This is the same corner as above all the stitching has been redone, webbing straps installed to support the corner ring, new edges sewn on, and leather hand sewn in to protect the new edges.  

Much of the work cannot be done by sewing machine.

All the corners of the sails are getting reinforcing web straps sewn in, and protective leather sewn on.

All the sails get laid out and inspected carefully.  This is our 
Mainsail.  I have ordered material to build a new one.  

This is our largest foresail.  

It is a good thing that room had a door.  We are measuring for the construction of an asymmetrical spinnaker.  Even though we had to contend with three gales (sustained winds over 35kts) this last season, we had the sails to handle that.  What we really missed is a large light sail for the light wind days that turned our 10 day trip from Newfoundland to Greenland into 16 days.  

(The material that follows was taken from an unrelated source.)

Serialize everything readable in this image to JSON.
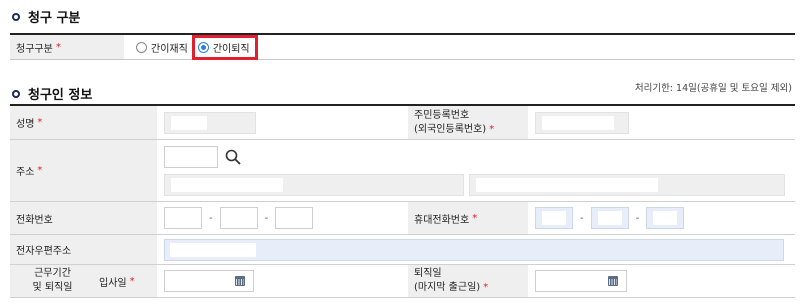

This is our apartment turned into sail loft.  Bianca spent many hours helping me restitch our Staysail.

This is our sailrite LSZ-1.  Sailrite is one of those rare companies that provides phenomenal customer service.  They have helped me countless hours on the phone from Skpe calls in Newfoundland to Satellite calls from the Northwest passage.  Thank you Eric for all you have done to take care of me.  This sewing machine has paid for itself many many times over.  

I also managed to find the time to hand sew a ditty bag (sailors bag) for the pastors of our house church (and friends) back in Grand Rapids who pretty much babysat me while I did technical teaching for six weeks.  Thank you Dan and Carrie!  

Every stitch is by hand.  It takes about 70 hours of palm work to make one of these bags.

We have managed to sneak some needed goof off time in there.  We took a 70 mile snowmachine trip up into the mountains.

If there is something to climb, climb it.  This is Jannelle halfway up a crane to inspect a birds nest.

Every day after school, Bianca watches one of Deb's co worker's babies.  She also manages to get her homework done at the same time, I guess.

Bianca won an award for the Iditarod theme section of an art contest.  It also came with a $50 dollar check. It is a slippery slope when you start making money off of art.  

Jannelle won the "Student of the Month" in March for the Junior High School.  We were invited to a school board meeting where a teacher gave a speech about how caring and hardworking our daughter is.
We had to agree.

Jannelle took a class on Native needlework and made a pair of sealskin baby shoes.  She also is taking a Junior Lifeguard class, learning CPR and rescue skills.  

This is Deb and I dressed for the climate.   We could have turned right when we left Newfoundland last year and have easily made it to the Bahamas for the winter.  We are glad we didn't.